Celebrate THIS Ganesh Chaturthi with a platter full of Modaks, Puran Poli, Khirapat and other traditional delicacies.
- 1 cup of rice flour
- 1 cup of water
- 2 tsp of ghee for filling
- 1 cup of grated coconut
- ½ cup of gud/ jaggery
- ½ tsp of cardamom powder
For the filling
Mix all the ingredients and cook it on low flame until the gud melts and the mixture becomes dry. Then let it cool.
- Boil one cup water with ghee and a pinch of salt.
- Now add rice flour and mix. Cover it, let it steam for two to four minutes.
- Remove from heat and knead this mixture and make a soft dough.
- Take a small ball from above the dough and make it flat with the help of your thumb.
- In the centre, put some filling and close it in the shape of a modak. You can use a modak mould for this. Put a greased banana leaf in the steamer and arrange the modak in steamer and steam for about 10 minutes.
- Ukadiche modak is ready. Serve this hot modak with ghee and enjoy.
For the filling
- 1¼ cups of chana dal
- 1½ cups of grated jaggery
- ¼ teaspoon of green cardamom powder
- A pinch of nutmeg powder
For the dough
- 1½ cup of whole wheat flour
- ½ cup of ghee
- Wash and cook chana dal in a pressure cooker for upto five to six whistles. Drain excess water from dal and grind dal into a smooth paste.
- Now add grated jaggery in dal mixture and cook in a kadai till the mixture becomes dry.
- Let it cool to room temperature. Mix whole wheat flour with three to four tablespoon of ghee and sufficient water to make a soft dough. Let the dough rest for 15 to 20 minutes.
- Take a ball of dough and flatten with your palm with the help of a little ghee and stuff equal quantity of dal mixture (puran) in dough ball and seal the edges.
- Dust some flour and roll this ball with rolling pin to medium thickness. Heat the tawa and roast puran poli from both sides with little ghee.
- Serve hot puran poli, directly from the pan, with ghee. Some people like puran poli at room temperature with cold milk.
- 1 bowl of grated dry coconut
- ½ bowl of powdered sugar
- ½ tsp khus khus/ poppy seeds
- ½ a bowl of mixed dry fruit, chopped
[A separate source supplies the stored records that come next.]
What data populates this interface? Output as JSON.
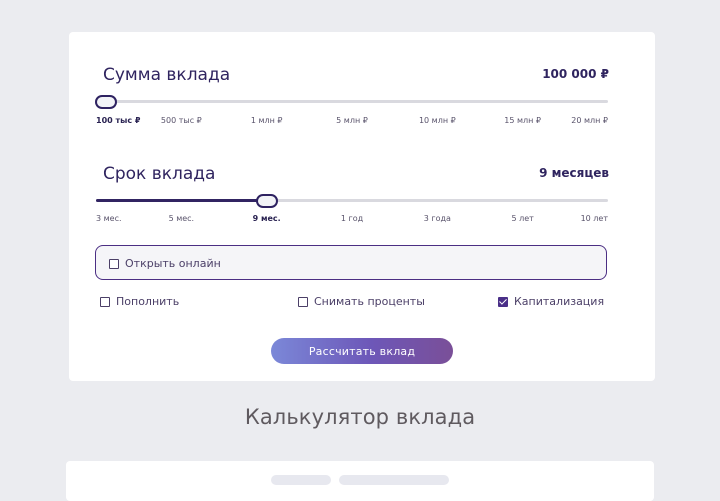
{
  "deposit_amount": {
    "title": "Сумма вклада",
    "value": "100 000 ₽",
    "ticks": [
      "100 тыс ₽",
      "500 тыс ₽",
      "1 млн ₽",
      "5 млн ₽",
      "10 млн ₽",
      "15 млн ₽",
      "20 млн ₽"
    ],
    "selected_index": 0
  },
  "deposit_term": {
    "title": "Срок вклада",
    "value": "9 месяцев",
    "ticks": [
      "3 мес.",
      "5 мес.",
      "9 мес.",
      "1 год",
      "3 года",
      "5 лет",
      "10 лет"
    ],
    "selected_index": 2
  },
  "options": {
    "online": {
      "label": "Открыть онлайн",
      "checked": false
    },
    "replenish": {
      "label": "Пополнить",
      "checked": false
    },
    "withdraw_interest": {
      "label": "Снимать проценты",
      "checked": false
    },
    "capitalization": {
      "label": "Капитализация",
      "checked": true
    }
  },
  "actions": {
    "calculate_label": "Рассчитать вклад"
  },
  "section": {
    "title": "Калькулятор вклада"
  }
}
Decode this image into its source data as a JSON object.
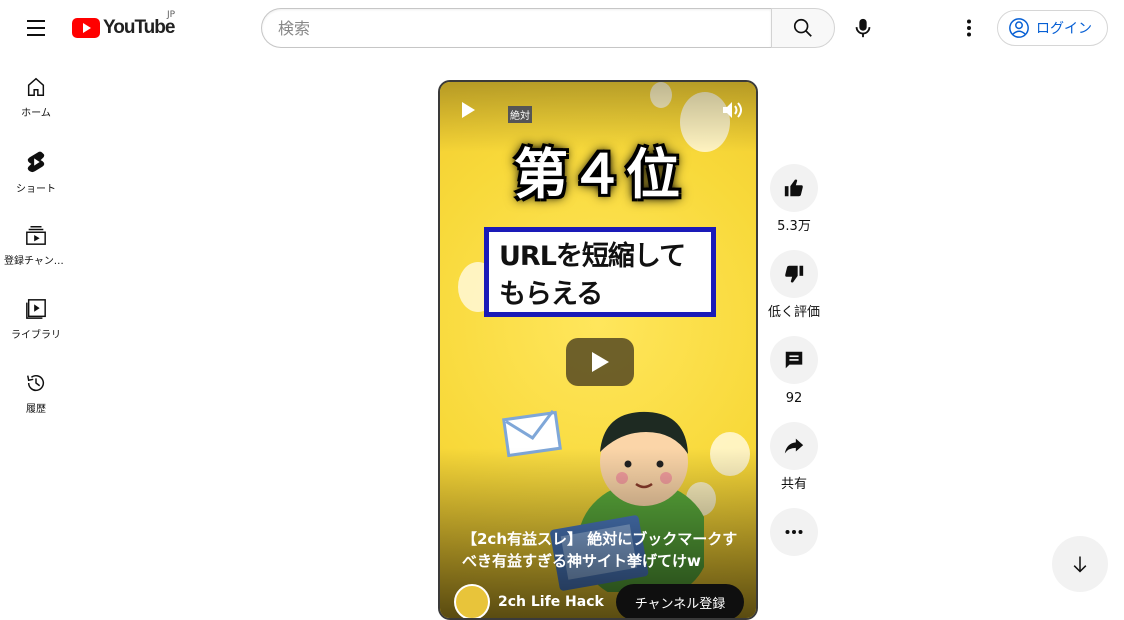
{
  "header": {
    "logo_text": "YouTube",
    "region": "JP",
    "search_placeholder": "検索",
    "login_label": "ログイン"
  },
  "sidebar": {
    "items": [
      {
        "label": "ホーム",
        "icon": "home-icon"
      },
      {
        "label": "ショート",
        "icon": "shorts-icon"
      },
      {
        "label": "登録チャンネル",
        "icon": "subscriptions-icon"
      },
      {
        "label": "ライブラリ",
        "icon": "library-icon"
      },
      {
        "label": "履歴",
        "icon": "history-icon"
      }
    ]
  },
  "short": {
    "tag": "絶対",
    "rank_text": "第４位",
    "headline_line1": "URLを短縮して",
    "headline_line2": "もらえる",
    "caption": "【2ch有益スレ】 絶対にブックマークすべき有益すぎる神サイト挙げてけw",
    "channel_name": "2ch Life Hack",
    "subscribe_label": "チャンネル登録"
  },
  "actions": {
    "like_count": "5.3万",
    "dislike_label": "低く評価",
    "comment_count": "92",
    "share_label": "共有"
  },
  "colors": {
    "brand_red": "#ff0000",
    "link_blue": "#065fd4",
    "thumb_yellow": "#f8d93a",
    "headline_border": "#1a1ab8"
  }
}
- Roast the grated coconut. Add sugar and poppy seeds, and roast everything together for a while.
- Then add chopped dry fruit and mix it well.
- The khirapat is ready to serve.
Asawari Potdar, home chef
- 3 litres of milk
- 1/8 tsp of alum
- 450 gm of sugar
- 80 gm of ghee
- Oil for deep frying
- Pistachio for garnishing
- Boil fresh milk in an heavy bottomed iron kadai. Using aluminum or non-stick is not recommended as it can react with the milk. Lower the flame to medium-high and stir frequently, reduce to half.
- Crush alum into powder and keep aside. Grease a cake tin with ghee.
- Check the consistency of milk, it needs to be grainy. Add two pinches of alum powder and continue to mix and check texture of milk. If it’s too acidic, it will result in bitter and chewy milk cake. Once the milk is thick and grainy like rabri, add one third of the sugar and continue to mix. Once the sugar dissolves, add the second batch and mix. Continue to mix and add sugar (too much sugar added at once will split the milk).
- Add one spoon of ghee at a time and on medium flame, cook until it is thick and resembles mawa.
- Transfer to the greased cake tin once it leaves the sides of the pan and let cool for three to four hours. Slice, cut into pieces, decorate with pistachio and serve.
Yaman Agarwal, celebrity chef
— As told to Oishani Mojumder